I want to thank everyone who donated, even if you only gave me a few bucks.  You helped me a lot during a difficult time and I appreciate that.  I've got all sorts of other things in works, such as stories with characters based on folks who donated, and the editing process is still underway.  Once I finish this next edit (and then one more major pass with a friend), I will get the ebook compiled and sent to everyone who donated $10 or more.  My hope is to have all of these things done before my birthday (Oct. 6th), and at the very least, in the event that I get run over by a bus or aliens abduct me and put me behind, it will be finished before the year is out.  If the project is delayed until the end of the year, I will make up for it by doing something more for you all (free fiction, another embarrassing video, or whatever you'd like).  I don't want it to be delayed that far out, but life has been giving me whatever the hell it wants at the moment, so it's always possible.

Anywho!  Have a good one!

WISB Podcast: Chapter Fourteen (The End of the Beginning)

The chapter is late and I'm feeling like crap about it.  Life is not being kind to me as of late, what with having to put one of my leopard geckos down, starting up school and teaching, and other similar issues.  But it's here and I'm going to get my crap together and put myself on a regular schedule.

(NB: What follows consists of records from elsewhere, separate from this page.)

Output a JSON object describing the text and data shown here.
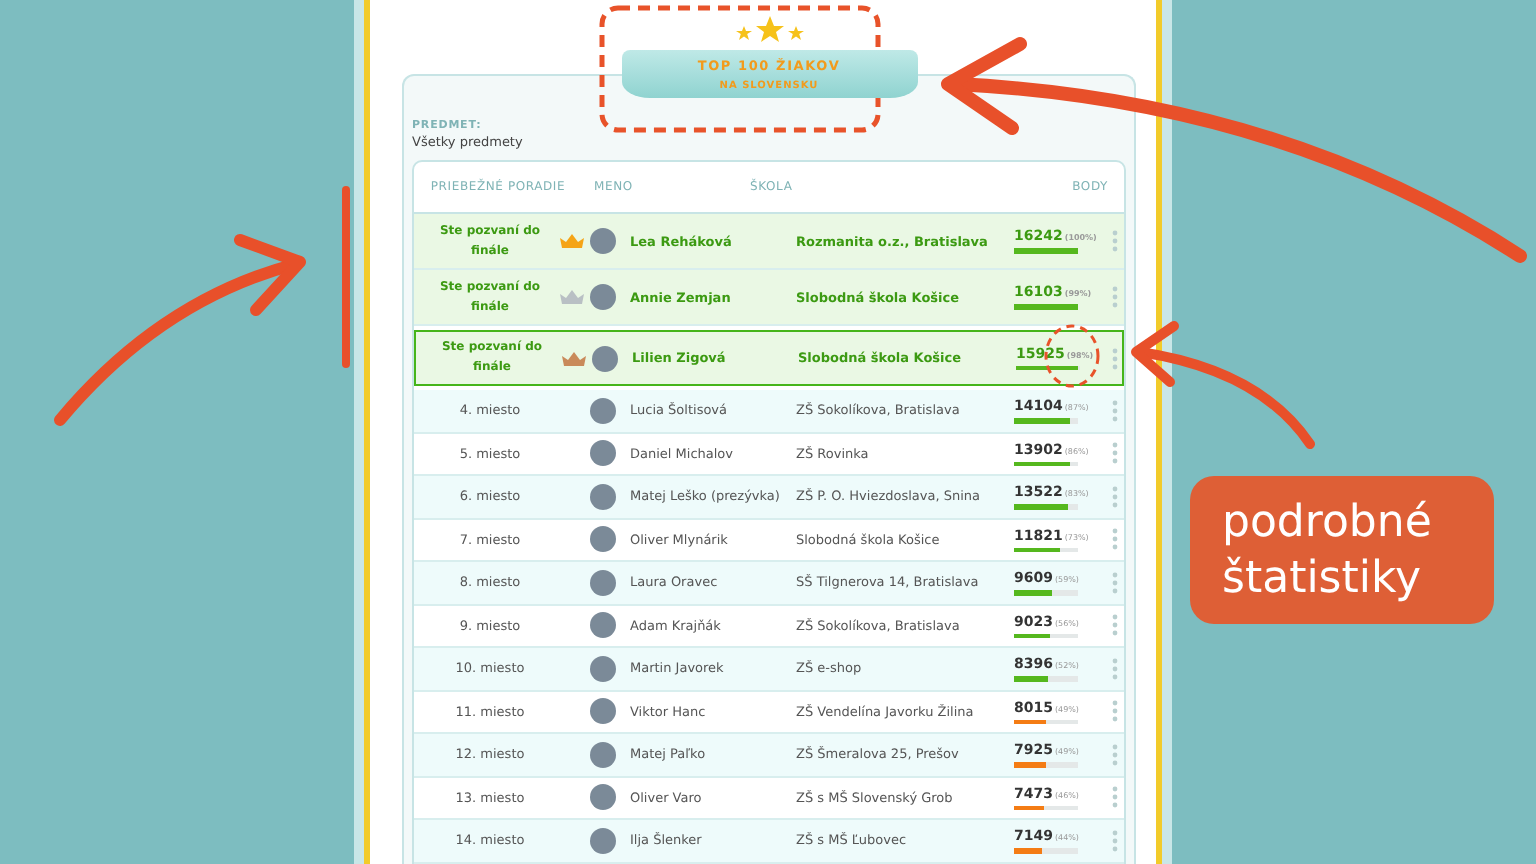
{
  "banner": {
    "title": "TOP 100 ŽIAKOV",
    "subtitle": "NA SLOVENSKU"
  },
  "filter": {
    "label": "PREDMET:",
    "value": "Všetky predmety"
  },
  "table": {
    "columns": [
      "PRIEBEŽNÉ PORADIE",
      "MENO",
      "ŠKOLA",
      "BODY"
    ],
    "rows": [
      {
        "rank": "Ste pozvaní do finále",
        "finalist": true,
        "selected": false,
        "crown": {
          "color": "#f5a416"
        },
        "name": "Lea Reháková",
        "school": "Rozmanita o.z., Bratislava",
        "points": "16242",
        "percent": "(100%)",
        "level": 1.0,
        "color": "#55b81e"
      },
      {
        "rank": "Ste pozvaní do finále",
        "finalist": true,
        "selected": false,
        "crown": {
          "color": "#b9c0c4"
        },
        "name": "Annie Zemjan",
        "school": "Slobodná škola Košice",
        "points": "16103",
        "percent": "(99%)",
        "level": 0.99,
        "color": "#55b81e"
      },
      {
        "rank": "Ste pozvaní do finále",
        "finalist": true,
        "selected": true,
        "crown": {
          "color": "#c98a5a"
        },
        "name": "Lilien Zigová",
        "school": "Slobodná škola Košice",
        "points": "15925",
        "percent": "(98%)",
        "level": 0.98,
        "color": "#55b81e"
      },
      {
        "rank": "4. miesto",
        "finalist": false,
        "selected": false,
        "name": "Lucia Šoltisová",
        "school": "ZŠ Sokolíkova, Bratislava",
        "points": "14104",
        "percent": "(87%)",
        "level": 0.87,
        "color": "#55b81e"
      },
      {
        "rank": "5. miesto",
        "finalist": false,
        "selected": false,
        "name": "Daniel Michalov",
        "school": "ZŠ Rovinka",
        "points": "13902",
        "percent": "(86%)",
        "level": 0.86,
        "color": "#55b81e"
      },
      {
        "rank": "6. miesto",
        "finalist": false,
        "selected": false,
        "name": "Matej Leško (prezývka)",
        "school": "ZŠ P. O. Hviezdoslava, Snina",
        "points": "13522",
        "percent": "(83%)",
        "level": 0.83,
        "color": "#55b81e"
      },
      {
        "rank": "7. miesto",
        "finalist": false,
        "selected": false,
        "name": "Oliver Mlynárik",
        "school": "Slobodná škola Košice",
        "points": "11821",
        "percent": "(73%)",
        "level": 0.73,
        "color": "#55b81e"
      },
      {
        "rank": "8. miesto",
        "finalist": false,
        "selected": false,
        "name": "Laura Oravec",
        "school": "SŠ Tilgnerova 14, Bratislava",
        "points": "9609",
        "percent": "(59%)",
        "level": 0.59,
        "color": "#55b81e"
      },
      {
        "rank": "9. miesto",
        "finalist": false,
        "selected": false,
        "name": "Adam Krajňák",
        "school": "ZŠ Sokolíkova, Bratislava",
        "points": "9023",
        "percent": "(56%)",
        "level": 0.56,
        "color": "#55b81e"
      },
      {
        "rank": "10. miesto",
        "finalist": false,
        "selected": false,
        "name": "Martin Javorek",
        "school": "ZŠ e-shop",
        "points": "8396",
        "percent": "(52%)",
        "level": 0.52,
        "color": "#55b81e"
      },
      {
        "rank": "11. miesto",
        "finalist": false,
        "selected": false,
        "name": "Viktor Hanc",
        "school": "ZŠ Vendelína Javorku Žilina",
        "points": "8015",
        "percent": "(49%)",
        "level": 0.49,
        "color": "#f47c14"
      },
      {
        "rank": "12. miesto",
        "finalist": false,
        "selected": false,
        "name": "Matej Paľko",
        "school": "ZŠ Šmeralova 25, Prešov",
        "points": "7925",
        "percent": "(49%)",
        "level": 0.49,
        "color": "#f47c14"
      },
      {
        "rank": "13. miesto",
        "finalist": false,
        "selected": false,
        "name": "Oliver Varo",
        "school": "ZŠ s MŠ Slovenský Grob",
        "points": "7473",
        "percent": "(46%)",
        "level": 0.46,
        "color": "#f47c14"
      },
      {
        "rank": "14. miesto",
        "finalist": false,
        "selected": false,
        "name": "Ilja Šlenker",
        "school": "ZŠ s MŠ Ľubovec",
        "points": "7149",
        "percent": "(44%)",
        "level": 0.44,
        "color": "#f47c14"
      }
    ]
  },
  "callout": {
    "text": "podrobné štatistiky"
  }
}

The fourteenth chapter finds James and his companions (Pea and Darl) at the far edges of Arlin City, inches from escaping.  But escaping weights heavily upon James...and I'll leave it at that so you'll have something to look forward to!

Chapter Fourteen -- Download (MP3)

Thanks for listening.  Please give WISB a review on iTunes!

(Don't forget to check out what I've done to sweeten the pot for anyone who donates to the project.  Plenty of free things are available, from ebooks, paperbacks, random letters from me, and even a character written about you into the world of WISB. Please consider donating!)

(All podcast chapters will be listed on the Podcast page.)